I'm still plugging away at my novel, The Books of Babel. Writing a novel is sort of like swimming out from the shore into the open ocean. When you start, it's shallow and warm and easy to kick your feet. You're eager and full of energy. You experiment with your strokes. You swim in zigzags. Maybe you float for a while and let the current carry you. The romping goes on for a hundred pages or so.
Suddenly, you realize you're exhausted and the water is deep, and the shore is so receded, it's become invisible. But you have no choice: you have to swim back to the shore. And so you begin writing the second half of the novel.
I'm still at a loss for a good seasonal poem, but for those of you who don't live in a hermetically sealed suburban mansion, I offer the following poem:
The katydids are the first to shut up and go.
Soon, the flies get tired of window-shopping;
the spiders take down their tents.
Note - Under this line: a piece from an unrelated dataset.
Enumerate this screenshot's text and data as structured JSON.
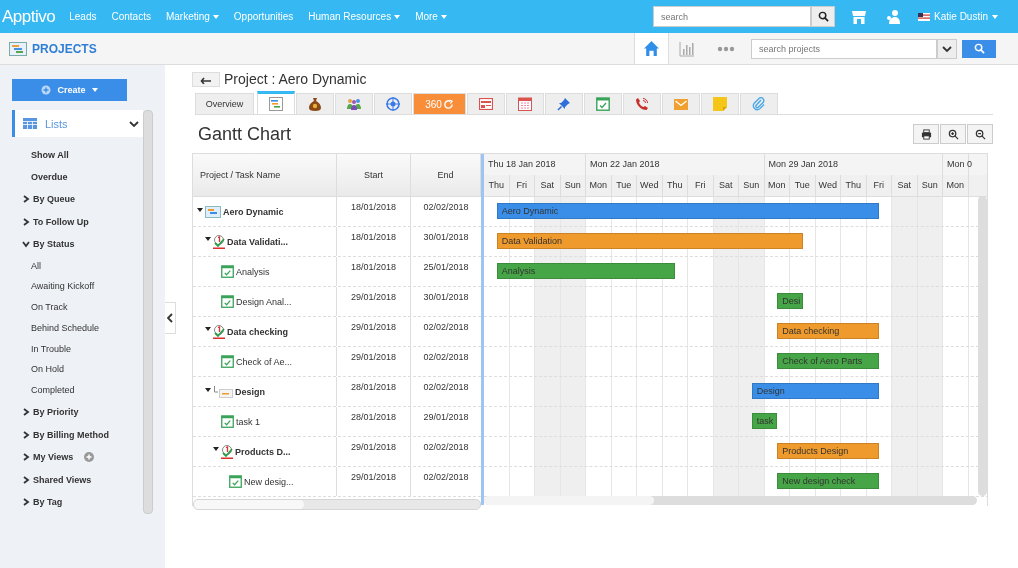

It is winter.
I unpack our slippers and bleed the radiators.
The wind moves in and riffles through our things.
We make fog in our empty Coney Island of quilts.
But in April, when the first fly taps the walls
of our kitchen, attentive as a fire marshal,
and a new spider opens a deli in the skylight,
I remember that our drafty window sills
are an Ocean City to young ladybugs, our pantry
is the Niagara Falls of honeymooning mice.